....or we face it - and that facing it takes a tremendous amount of courage.
I'm not talking about the fear of losing someone you love, or committing, or even of being abandoned. I'm talking about the world of hurt that so many of us experienced in our most tender moments of reaching out from the core to touch another human being and getting rejected or misunderstood.
After so much hurt, it takes a lions-share of courage to open up that much again to someone who can meet you back. It's one thing to open up to the player, or the uncommitted person who is gonna be out the second that shit get's a little rough. It's another thing to open up to the person who says, "I'm here. And I love you and I'm not going anywhere."
I want us to talk about this more, because I think the fear surprises a lot of people; running away or shutting down is no way to have the kind of love we all deeply desire. So many relationships are spaces where people go numb and stop feeling precisely because so few of us are equipped with the tools to understand the depth of fear that true intimacy can bring.
We all say we want someone amazing who loves us and who we can truly be ourselves around. Yet, so few of us have that, or can keep it because of this fear. What would it look like for us to acknowledge it?
To meet it?
Not to run, or to shut down, but to move towards it with a tender softness?
These are the questions I'm asking myself as I open into my own hurt, my own barriers to intimacy... The more I open, the more love and connection I feel. And it's not just to my partner–when I am intimate with life through an acceptance of that hurt and fear, music sounds more exquisite, people pop alive in multi-colors and food tastes like magic.

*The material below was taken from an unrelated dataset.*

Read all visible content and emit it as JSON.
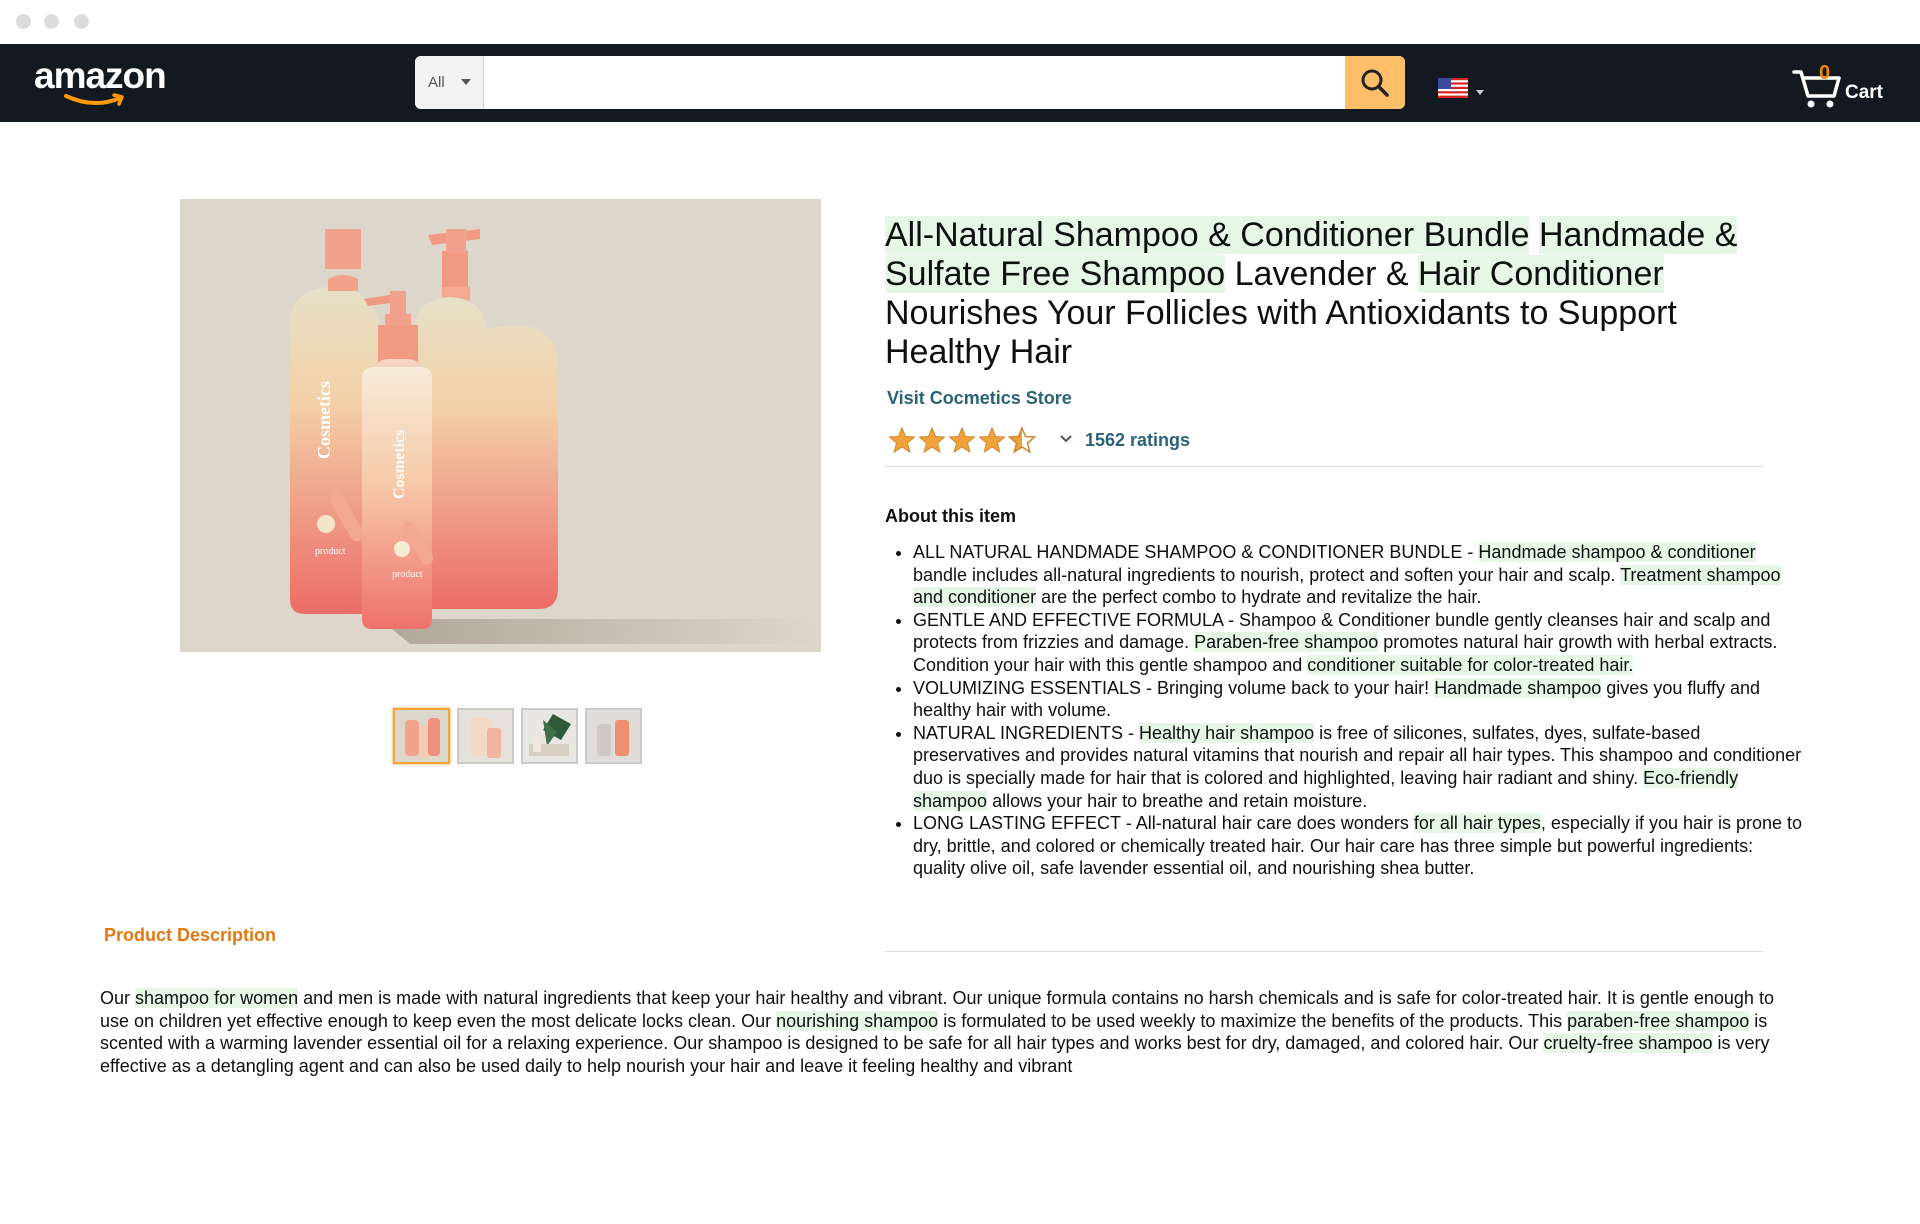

Intimacy may be scary, but it's the special sauce that keeps us alive.